Defense Secretary Mark T. Esper on Oct. 20 said the Pentagon’s proposed posture shift in Europe that’s slated to pull nearly 12,000 troops out of Germany, end Spangdahlem Air Base’s fighter mission, and relocate U.S. Africa Command’s headquarters looks to more effectively deter Russia.
During an in-person appearance at the Atlantic Council think tank in Washington, Esper said the more eastward the U.S. can pivot its personnel and assets, the better job it can do of safeguarding its allies and partners from the Russian threat.
“It’s common sense,” Esper said. “You don’t need to be Napoleon or MacArthur to look at the map and realize that the further east you are, the more reassurance you could provide for those allies and partners on the frontlines—whether it’s in the northeast, it’s the Baltic states, Poland, just due east of Germany, or in Bulgaria and Romania in the southeast along the Black Sea.”
According to Esper, this “strategic” force movement will also help the U.S. tackle “the time-distance challenges” in case Russian forces undertake “some type of really aggressive action.”
The shift away from Germany also will help the U.S. make good on its “five key principles” of fortifying the NATO alliance, boosting “U.S. strategic flexibility and European Command operational flexibility,” and reassuring allies, all while looking out for U.S. troops and their families, Esper said.
U.S. Air Forces in Europe-Air Forces Africa boss Gen. Jeffrey L. Harrigian said in September the reposturing was still in planning stages.

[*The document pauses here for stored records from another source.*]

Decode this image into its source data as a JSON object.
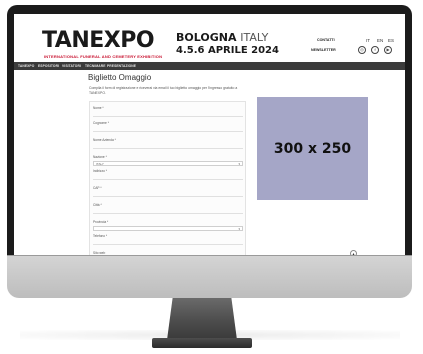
{
  "header": {
    "logo": "TANEXPO",
    "logo_sub": "INTERNATIONAL FUNERAL AND CEMETERY EXHIBITION",
    "city": "BOLOGNA",
    "country": "ITALY",
    "dates": "4.5.6 APRILE 2024",
    "contacts_label": "CONTATTI",
    "newsletter_label": "NEWSLETTER",
    "languages": [
      "IT",
      "EN",
      "ES"
    ],
    "social": [
      "instagram-icon",
      "facebook-icon",
      "youtube-icon"
    ]
  },
  "nav": {
    "items": [
      "TANEXPO",
      "ESPOSITORI",
      "VISITATORI",
      "TECNIMARE",
      "PRESENTAZIONE"
    ]
  },
  "main": {
    "title": "Biglietto Omaggio",
    "intro": "Compila il form di registrazione e riceverai via email il tuo biglietto omaggio per l'ingresso gratuito a TANEXPO.",
    "fields": [
      {
        "label": "Nome *",
        "type": "text"
      },
      {
        "label": "Cognome *",
        "type": "text"
      },
      {
        "label": "Nome Azienda *",
        "type": "text"
      },
      {
        "label": "Nazione *",
        "type": "select",
        "value": "ITALY"
      },
      {
        "label": "Indirizzo *",
        "type": "text"
      },
      {
        "label": "CAP *",
        "type": "text"
      },
      {
        "label": "Città *",
        "type": "text"
      },
      {
        "label": "Provincia *",
        "type": "select",
        "value": ""
      },
      {
        "label": "Telefono *",
        "type": "text"
      },
      {
        "label": "Sito web",
        "type": "text"
      }
    ]
  },
  "ad": {
    "label": "300 x 250",
    "bg_color": "#a5a6c7"
  }
}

The Secretary also spoke to “a real opportunity” to base at least portions of the U.S. Army’s 2nd Cavalry Regiment in Poland—a possibility he said the would-be host country wants and that the U.S. believes is logical—and the potential for stationing a forward element of the Army’s V Corps within Polish borders, as well.
“But we also need to look at the Baltics and the Black Sea region to make sure that we’re meeting those five imperatives along the …frontline trace, if you will, of where we sit vis-a-vis Russia,” he said.
In a similar vein, Esper said the National Guard Bureau’s State Partnership Program, which was created in 1993 to cultivate bonds “with former Soviet Bloc nations,” needs to prioritize “frontline and emerging partner nations to compete with China and Russia.” For this reason, he said, the department will carry out “an independent, strategic” assessment of all current partnerships to help it identify efficiencies and make the overall program more effective.
DOD is also exploring how it might be able to scale-up the State Partnership Program, he said. While the endeavor currently boasts a portfolio of 82 partnerships with four new ones pending, Esper aims to bring the grand total to 94 “by the end of 2025.” The Pentagon wants to do this by boosting funding and making it “more consistent and predictable,” but Esper said that will require Congressional help.